### THE PROBLEM
Reproduce the listing in full, exactly as written, but without images.

################

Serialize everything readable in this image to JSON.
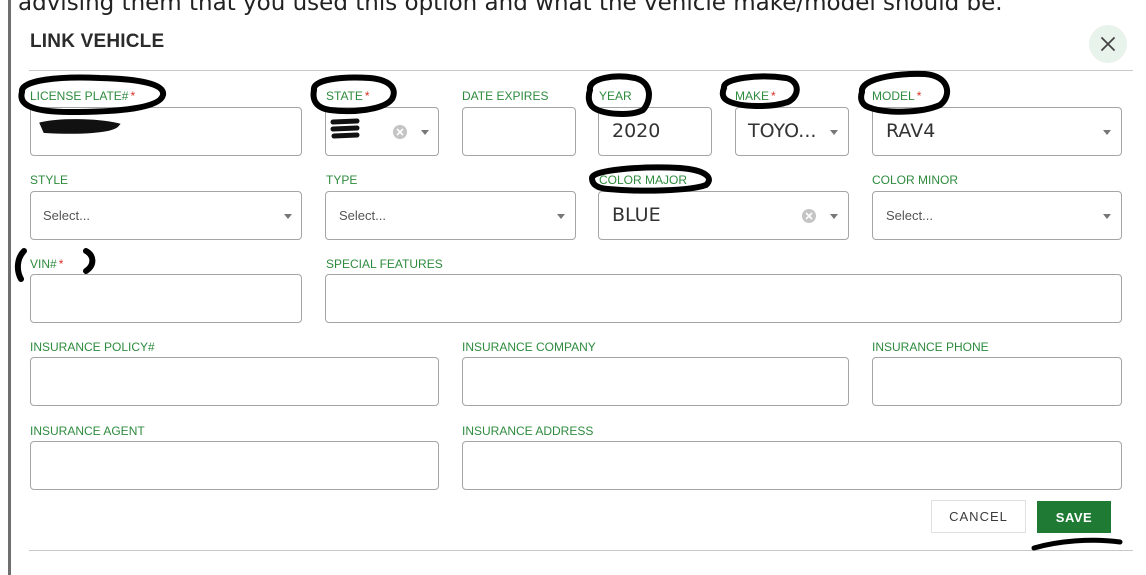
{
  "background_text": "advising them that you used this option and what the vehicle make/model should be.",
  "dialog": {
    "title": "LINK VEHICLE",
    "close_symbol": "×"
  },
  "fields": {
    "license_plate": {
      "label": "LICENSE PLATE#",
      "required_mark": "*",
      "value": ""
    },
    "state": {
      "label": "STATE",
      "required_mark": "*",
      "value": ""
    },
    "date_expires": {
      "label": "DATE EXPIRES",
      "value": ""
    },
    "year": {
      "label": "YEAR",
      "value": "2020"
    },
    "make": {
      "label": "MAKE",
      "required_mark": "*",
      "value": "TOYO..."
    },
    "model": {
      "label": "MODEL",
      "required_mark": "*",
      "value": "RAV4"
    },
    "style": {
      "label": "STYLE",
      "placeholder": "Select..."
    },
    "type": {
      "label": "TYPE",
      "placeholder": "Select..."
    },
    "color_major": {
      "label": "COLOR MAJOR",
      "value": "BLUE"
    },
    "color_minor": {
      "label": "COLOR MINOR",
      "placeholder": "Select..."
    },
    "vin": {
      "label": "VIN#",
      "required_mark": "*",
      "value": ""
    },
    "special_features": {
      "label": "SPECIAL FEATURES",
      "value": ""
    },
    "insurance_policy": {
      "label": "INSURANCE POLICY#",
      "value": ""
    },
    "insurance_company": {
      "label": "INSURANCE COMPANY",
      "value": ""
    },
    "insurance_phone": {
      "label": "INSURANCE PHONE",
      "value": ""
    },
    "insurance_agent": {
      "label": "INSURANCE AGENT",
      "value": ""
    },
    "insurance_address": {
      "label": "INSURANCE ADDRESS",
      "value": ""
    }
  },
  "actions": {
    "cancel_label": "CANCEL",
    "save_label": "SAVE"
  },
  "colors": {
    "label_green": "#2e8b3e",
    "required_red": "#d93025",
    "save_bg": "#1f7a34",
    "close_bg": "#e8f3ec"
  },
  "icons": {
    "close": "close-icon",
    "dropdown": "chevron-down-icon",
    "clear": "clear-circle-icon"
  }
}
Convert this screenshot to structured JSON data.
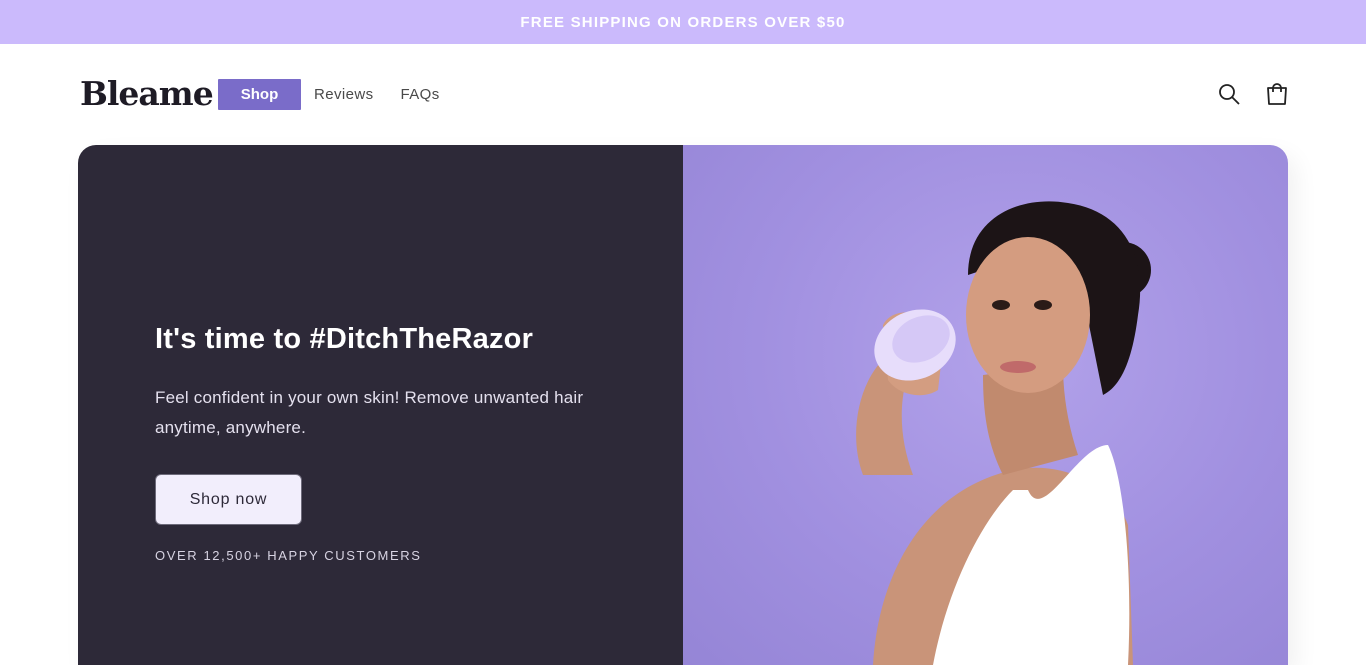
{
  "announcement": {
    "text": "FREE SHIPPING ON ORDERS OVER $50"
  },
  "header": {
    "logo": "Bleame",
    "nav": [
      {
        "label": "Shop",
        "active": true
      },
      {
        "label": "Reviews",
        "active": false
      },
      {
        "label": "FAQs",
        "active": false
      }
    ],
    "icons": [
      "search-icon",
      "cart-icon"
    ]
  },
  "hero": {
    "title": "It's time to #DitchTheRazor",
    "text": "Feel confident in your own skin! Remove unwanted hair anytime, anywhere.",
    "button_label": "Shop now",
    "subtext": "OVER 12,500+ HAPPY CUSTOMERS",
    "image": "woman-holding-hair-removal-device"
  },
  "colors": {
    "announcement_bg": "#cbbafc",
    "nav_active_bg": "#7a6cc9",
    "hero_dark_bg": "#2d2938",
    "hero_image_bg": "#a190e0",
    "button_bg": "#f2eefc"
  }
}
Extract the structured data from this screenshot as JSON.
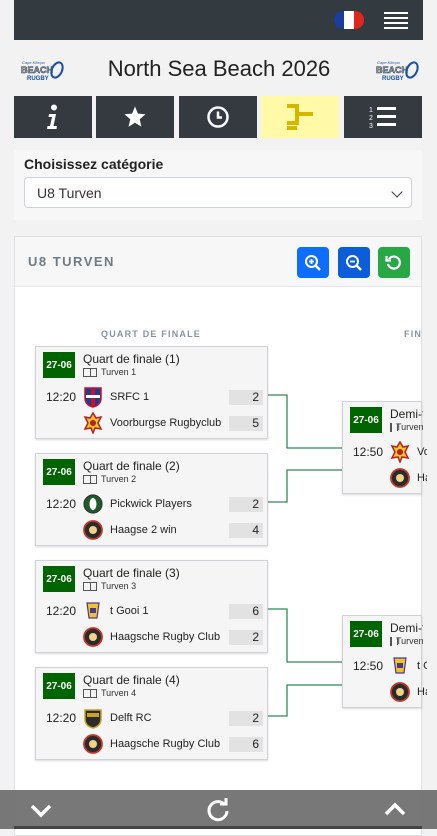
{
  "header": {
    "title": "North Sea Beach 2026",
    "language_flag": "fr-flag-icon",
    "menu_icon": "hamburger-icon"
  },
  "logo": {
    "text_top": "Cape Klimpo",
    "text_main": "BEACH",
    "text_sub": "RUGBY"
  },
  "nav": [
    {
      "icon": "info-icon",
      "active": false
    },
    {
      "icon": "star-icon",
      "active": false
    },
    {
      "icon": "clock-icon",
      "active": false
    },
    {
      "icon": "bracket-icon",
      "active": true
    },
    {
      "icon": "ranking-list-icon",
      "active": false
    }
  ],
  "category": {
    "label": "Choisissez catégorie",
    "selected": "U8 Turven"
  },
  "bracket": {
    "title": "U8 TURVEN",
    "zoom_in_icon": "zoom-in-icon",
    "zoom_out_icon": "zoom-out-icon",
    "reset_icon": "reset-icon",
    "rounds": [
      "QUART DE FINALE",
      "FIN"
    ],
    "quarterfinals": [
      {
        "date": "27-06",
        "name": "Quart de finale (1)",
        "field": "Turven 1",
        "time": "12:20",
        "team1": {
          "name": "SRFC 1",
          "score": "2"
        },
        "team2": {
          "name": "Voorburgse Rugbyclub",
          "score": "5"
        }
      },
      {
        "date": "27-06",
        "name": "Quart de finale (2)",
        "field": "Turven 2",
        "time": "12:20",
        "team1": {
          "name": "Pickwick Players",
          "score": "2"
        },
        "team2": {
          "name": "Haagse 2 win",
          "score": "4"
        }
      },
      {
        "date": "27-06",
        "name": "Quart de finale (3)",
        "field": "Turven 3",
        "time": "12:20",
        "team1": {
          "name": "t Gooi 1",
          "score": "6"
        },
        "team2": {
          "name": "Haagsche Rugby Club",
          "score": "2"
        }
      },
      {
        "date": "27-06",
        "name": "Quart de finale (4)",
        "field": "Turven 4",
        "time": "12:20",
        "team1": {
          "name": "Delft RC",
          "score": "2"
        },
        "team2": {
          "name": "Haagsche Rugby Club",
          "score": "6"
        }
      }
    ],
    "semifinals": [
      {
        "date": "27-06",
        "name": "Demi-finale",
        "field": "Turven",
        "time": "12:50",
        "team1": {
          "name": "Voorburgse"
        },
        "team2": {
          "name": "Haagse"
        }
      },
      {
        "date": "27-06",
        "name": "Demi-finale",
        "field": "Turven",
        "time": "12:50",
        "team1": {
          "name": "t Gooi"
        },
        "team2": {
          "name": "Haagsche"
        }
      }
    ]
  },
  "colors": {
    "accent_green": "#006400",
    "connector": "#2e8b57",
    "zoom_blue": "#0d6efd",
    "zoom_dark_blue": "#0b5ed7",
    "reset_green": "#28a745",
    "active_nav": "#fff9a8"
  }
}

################

### OUTPUT FOR THIS EXERCISE
Serialize everything readable in this image to JSON.
{
  "background_text": "advising them that you used this option and what the vehicle make/model should be.",
  "dialog": {
    "title": "LINK VEHICLE",
    "close_symbol": "×"
  },
  "fields": {
    "license_plate": {
      "label": "LICENSE PLATE#",
      "required_mark": "*",
      "value": ""
    },
    "state": {
      "label": "STATE",
      "required_mark": "*",
      "value": ""
    },
    "date_expires": {
      "label": "DATE EXPIRES",
      "value": ""
    },
    "year": {
      "label": "YEAR",
      "value": "2020"
    },
    "make": {
      "label": "MAKE",
      "required_mark": "*",
      "value": "TOYO..."
    },
    "model": {
      "label": "MODEL",
      "required_mark": "*",
      "value": "RAV4"
    },
    "style": {
      "label": "STYLE",
      "placeholder": "Select..."
    },
    "type": {
      "label": "TYPE",
      "placeholder": "Select..."
    },
    "color_major": {
      "label": "COLOR MAJOR",
      "value": "BLUE"
    },
    "color_minor": {
      "label": "COLOR MINOR",
      "placeholder": "Select..."
    },
    "vin": {
      "label": "VIN#",
      "required_mark": "*",
      "value": ""
    },
    "special_features": {
      "label": "SPECIAL FEATURES",
      "value": ""
    },
    "insurance_policy": {
      "label": "INSURANCE POLICY#",
      "value": ""
    },
    "insurance_company": {
      "label": "INSURANCE COMPANY",
      "value": ""
    },
    "insurance_phone": {
      "label": "INSURANCE PHONE",
      "value": ""
    },
    "insurance_agent": {
      "label": "INSURANCE AGENT",
      "value": ""
    },
    "insurance_address": {
      "label": "INSURANCE ADDRESS",
      "value": ""
    }
  },
  "actions": {
    "cancel_label": "CANCEL",
    "save_label": "SAVE"
  },
  "colors": {
    "label_green": "#2e8b3e",
    "required_red": "#d93025",
    "save_bg": "#1f7a34",
    "close_bg": "#e8f3ec"
  },
  "icons": {
    "close": "close-icon",
    "dropdown": "chevron-down-icon",
    "clear": "clear-circle-icon"
  }
}
Convert this screenshot to structured JSON data.
{
  "announcement": {
    "text": "FREE SHIPPING ON ORDERS OVER $50"
  },
  "header": {
    "logo": "Bleame",
    "nav": [
      {
        "label": "Shop",
        "active": true
      },
      {
        "label": "Reviews",
        "active": false
      },
      {
        "label": "FAQs",
        "active": false
      }
    ],
    "icons": [
      "search-icon",
      "cart-icon"
    ]
  },
  "hero": {
    "title": "It's time to #DitchTheRazor",
    "text": "Feel confident in your own skin! Remove unwanted hair anytime, anywhere.",
    "button_label": "Shop now",
    "subtext": "OVER 12,500+ HAPPY CUSTOMERS",
    "image": "woman-holding-hair-removal-device"
  },
  "colors": {
    "announcement_bg": "#cbbafc",
    "nav_active_bg": "#7a6cc9",
    "hero_dark_bg": "#2d2938",
    "hero_image_bg": "#a190e0",
    "button_bg": "#f2eefc"
  }
}
Extract the structured data from this screenshot as JSON.
{
  "header": {
    "title": "North Sea Beach 2026",
    "language_flag": "fr-flag-icon",
    "menu_icon": "hamburger-icon"
  },
  "logo": {
    "text_top": "Cape Klimpo",
    "text_main": "BEACH",
    "text_sub": "RUGBY"
  },
  "nav": [
    {
      "icon": "info-icon",
      "active": false
    },
    {
      "icon": "star-icon",
      "active": false
    },
    {
      "icon": "clock-icon",
      "active": false
    },
    {
      "icon": "bracket-icon",
      "active": true
    },
    {
      "icon": "ranking-list-icon",
      "active": false
    }
  ],
  "category": {
    "label": "Choisissez catégorie",
    "selected": "U8 Turven"
  },
  "bracket": {
    "title": "U8 TURVEN",
    "zoom_in_icon": "zoom-in-icon",
    "zoom_out_icon": "zoom-out-icon",
    "reset_icon": "reset-icon",
    "rounds": [
      "QUART DE FINALE",
      "FIN"
    ],
    "quarterfinals": [
      {
        "date": "27-06",
        "name": "Quart de finale (1)",
        "field": "Turven 1",
        "time": "12:20",
        "team1": {
          "name": "SRFC 1",
          "score": "2"
        },
        "team2": {
          "name": "Voorburgse Rugbyclub",
          "score": "5"
        }
      },
      {
        "date": "27-06",
        "name": "Quart de finale (2)",
        "field": "Turven 2",
        "time": "12:20",
        "team1": {
          "name": "Pickwick Players",
          "score": "2"
        },
        "team2": {
          "name": "Haagse 2 win",
          "score": "4"
        }
      },
      {
        "date": "27-06",
        "name": "Quart de finale (3)",
        "field": "Turven 3",
        "time": "12:20",
        "team1": {
          "name": "t Gooi 1",
          "score": "6"
        },
        "team2": {
          "name": "Haagsche Rugby Club",
          "score": "2"
        }
      },
      {
        "date": "27-06",
        "name": "Quart de finale (4)",
        "field": "Turven 4",
        "time": "12:20",
        "team1": {
          "name": "Delft RC",
          "score": "2"
        },
        "team2": {
          "name": "Haagsche Rugby Club",
          "score": "6"
        }
      }
    ],
    "semifinals": [
      {
        "date": "27-06",
        "name": "Demi-finale",
        "field": "Turven",
        "time": "12:50",
        "team1": {
          "name": "Voorburgse"
        },
        "team2": {
          "name": "Haagse"
        }
      },
      {
        "date": "27-06",
        "name": "Demi-finale",
        "field": "Turven",
        "time": "12:50",
        "team1": {
          "name": "t Gooi"
        },
        "team2": {
          "name": "Haagsche"
        }
      }
    ]
  },
  "colors": {
    "accent_green": "#006400",
    "connector": "#2e8b57",
    "zoom_blue": "#0d6efd",
    "zoom_dark_blue": "#0b5ed7",
    "reset_green": "#28a745",
    "active_nav": "#fff9a8"
  }
}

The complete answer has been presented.